Find out what charges, if any, will be made if the sale falls through before contracts are exchanged.

Enquiries made by the Solicitor or, in England and Wales, the Licensed Conveyancer

Once you have instructed the solicitor or, in England and Wales, a conveyancer, the seller’s solicitor or the licensed conveyancer draws up a contract which will eventually be signed by you and the seller. However, before the contract can be signed, your solicitor or licensed conveyancer must make sure that there are no problems with the ownership of the property, rights of way, access, or future developments in the area that might affect the property. This is called ‘making enquiries and searches’. The solicitor or licensed conveyancer makes the enquiries and searches as follows:

Local Searches

These are enquiries made to the local authority about any matters which affect the property which involve the local authority, such as whether there is a compulsory purchase order on the property. Local searches also include questions about any proposed changes or development in the area that might affect the property such as roads, housing, shops. During the local search, the local Land Charges Register is also checked. This gives information about any matter which affects the property such as tree preservation orders, if it is a listed building or in a conservation area; and

Enquiries made to the seller by the solicitor or, in England and Wales, a licensed conveyancer.

These are a set of standard questions about the property, boundaries, neighbour disputes and fixtures and fittings that will remain in the property. There may also be additional questions that the solicitor or licensed conveyancer thinks are necessary, such as the transferability of guarantees for any work done on the house, for example, a damp proof course; and from the Land Registry.

Arranging to pay the 10% deposit

While the survery, etc., is being performed, you should decide how you will pay the deposit that has to be made when the contracts are exchanged. This deposit is usually 10% of the price of the home price. However, it is sometimes possible to come to an agreement to pay a smaller deposit.

Exchange of contracts

The final contract between you and the seller is prepared when:

The solicitor (or licensed conveyancer) and you are satisfied with the final outcome of all the enquiries,

Any surveyor’s report has been received and any necessary action taken,

The formal mortgage offer has been received,

Arrangements about the payment of the 10% deposit have been made,

The date of completion has been agreed.

You and the seller each have a copy of the
final contract which you must sign. These
signed contracts are then exchanged. At exchange of contracts both you and the seller are legally bound by the contract and the sale of the house has to go ahead. If you drop out, you will lose your deposit.


Completion of the purchase usually takes place about four weeks after exchange of contracts, although it can be earlier. On the day agreed for completion:
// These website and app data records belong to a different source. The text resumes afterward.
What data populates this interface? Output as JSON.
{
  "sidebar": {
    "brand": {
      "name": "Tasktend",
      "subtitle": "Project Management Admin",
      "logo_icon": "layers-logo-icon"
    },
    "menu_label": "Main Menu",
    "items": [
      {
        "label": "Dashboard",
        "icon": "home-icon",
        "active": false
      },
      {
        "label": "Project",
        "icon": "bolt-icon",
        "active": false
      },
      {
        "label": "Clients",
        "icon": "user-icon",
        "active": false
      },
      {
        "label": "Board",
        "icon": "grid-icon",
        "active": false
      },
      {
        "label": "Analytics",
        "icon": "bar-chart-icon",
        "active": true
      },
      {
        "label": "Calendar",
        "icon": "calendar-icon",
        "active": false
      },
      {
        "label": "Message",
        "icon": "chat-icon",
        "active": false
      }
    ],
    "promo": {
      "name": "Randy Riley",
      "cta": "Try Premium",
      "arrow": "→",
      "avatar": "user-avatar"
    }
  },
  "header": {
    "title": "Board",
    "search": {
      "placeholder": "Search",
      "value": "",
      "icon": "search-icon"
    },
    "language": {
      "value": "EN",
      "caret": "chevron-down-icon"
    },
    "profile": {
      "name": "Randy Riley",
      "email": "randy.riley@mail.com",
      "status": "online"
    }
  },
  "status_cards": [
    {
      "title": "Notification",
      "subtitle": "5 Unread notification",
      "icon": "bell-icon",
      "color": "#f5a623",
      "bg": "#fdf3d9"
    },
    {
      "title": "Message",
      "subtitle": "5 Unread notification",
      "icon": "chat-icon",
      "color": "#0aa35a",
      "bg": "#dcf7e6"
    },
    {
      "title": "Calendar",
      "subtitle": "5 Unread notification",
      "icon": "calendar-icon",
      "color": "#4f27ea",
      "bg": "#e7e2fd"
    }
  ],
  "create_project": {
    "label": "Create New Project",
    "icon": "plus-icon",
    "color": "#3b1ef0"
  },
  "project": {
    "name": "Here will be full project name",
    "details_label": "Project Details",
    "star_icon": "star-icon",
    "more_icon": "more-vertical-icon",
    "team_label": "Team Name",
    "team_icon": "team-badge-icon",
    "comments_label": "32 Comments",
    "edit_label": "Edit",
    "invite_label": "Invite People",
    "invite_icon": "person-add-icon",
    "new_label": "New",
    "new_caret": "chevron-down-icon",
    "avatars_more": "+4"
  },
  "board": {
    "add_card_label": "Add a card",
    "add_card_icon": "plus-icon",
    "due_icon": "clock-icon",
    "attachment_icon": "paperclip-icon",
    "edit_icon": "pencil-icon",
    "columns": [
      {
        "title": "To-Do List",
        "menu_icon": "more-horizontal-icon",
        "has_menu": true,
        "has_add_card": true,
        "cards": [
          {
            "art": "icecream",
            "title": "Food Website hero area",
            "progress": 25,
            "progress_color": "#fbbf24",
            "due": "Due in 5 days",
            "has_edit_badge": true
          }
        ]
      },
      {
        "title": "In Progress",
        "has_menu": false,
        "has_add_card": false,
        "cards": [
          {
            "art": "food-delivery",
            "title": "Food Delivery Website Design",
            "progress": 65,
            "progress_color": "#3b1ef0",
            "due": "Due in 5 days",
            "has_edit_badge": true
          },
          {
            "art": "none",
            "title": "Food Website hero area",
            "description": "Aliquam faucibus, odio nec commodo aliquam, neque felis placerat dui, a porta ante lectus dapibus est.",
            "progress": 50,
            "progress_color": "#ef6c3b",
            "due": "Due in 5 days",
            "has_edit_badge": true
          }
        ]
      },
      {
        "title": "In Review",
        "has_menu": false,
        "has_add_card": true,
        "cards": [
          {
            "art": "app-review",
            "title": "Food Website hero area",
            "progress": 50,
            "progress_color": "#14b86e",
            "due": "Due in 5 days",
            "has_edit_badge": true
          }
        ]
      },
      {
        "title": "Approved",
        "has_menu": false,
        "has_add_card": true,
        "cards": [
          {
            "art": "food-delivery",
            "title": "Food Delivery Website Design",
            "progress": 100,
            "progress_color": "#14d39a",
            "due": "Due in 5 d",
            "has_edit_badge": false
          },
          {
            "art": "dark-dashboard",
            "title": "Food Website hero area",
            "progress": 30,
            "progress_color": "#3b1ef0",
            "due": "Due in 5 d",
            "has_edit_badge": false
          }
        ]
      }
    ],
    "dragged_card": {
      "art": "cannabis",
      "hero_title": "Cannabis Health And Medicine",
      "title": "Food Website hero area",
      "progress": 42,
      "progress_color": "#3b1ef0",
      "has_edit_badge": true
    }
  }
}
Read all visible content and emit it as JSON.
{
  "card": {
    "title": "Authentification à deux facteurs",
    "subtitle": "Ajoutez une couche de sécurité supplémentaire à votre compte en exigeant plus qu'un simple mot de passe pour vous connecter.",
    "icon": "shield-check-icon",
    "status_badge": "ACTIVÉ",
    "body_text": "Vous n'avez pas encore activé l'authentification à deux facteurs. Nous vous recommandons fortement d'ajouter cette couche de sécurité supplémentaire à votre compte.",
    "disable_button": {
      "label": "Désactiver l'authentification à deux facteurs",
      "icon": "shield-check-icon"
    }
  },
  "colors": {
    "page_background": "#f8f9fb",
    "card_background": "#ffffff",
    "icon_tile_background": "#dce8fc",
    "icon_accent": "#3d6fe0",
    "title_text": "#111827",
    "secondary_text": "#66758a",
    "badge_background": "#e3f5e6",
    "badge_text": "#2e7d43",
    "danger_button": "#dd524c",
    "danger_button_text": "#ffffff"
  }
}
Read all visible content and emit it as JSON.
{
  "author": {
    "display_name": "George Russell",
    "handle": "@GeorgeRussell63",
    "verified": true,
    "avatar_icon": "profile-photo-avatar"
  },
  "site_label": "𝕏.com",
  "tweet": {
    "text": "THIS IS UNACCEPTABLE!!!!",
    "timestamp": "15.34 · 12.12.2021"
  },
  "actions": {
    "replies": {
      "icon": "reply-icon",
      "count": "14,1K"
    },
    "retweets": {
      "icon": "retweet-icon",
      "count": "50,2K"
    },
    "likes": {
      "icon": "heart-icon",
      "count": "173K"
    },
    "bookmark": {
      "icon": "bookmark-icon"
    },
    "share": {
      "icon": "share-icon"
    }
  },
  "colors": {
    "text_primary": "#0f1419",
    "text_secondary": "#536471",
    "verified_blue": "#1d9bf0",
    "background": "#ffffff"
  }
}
The mortgage lender releases the money.

The deeds to the property are handed over to your solicitor or licensed conveyancer.

The seller must hand over the keys and leave the property by an agreed time.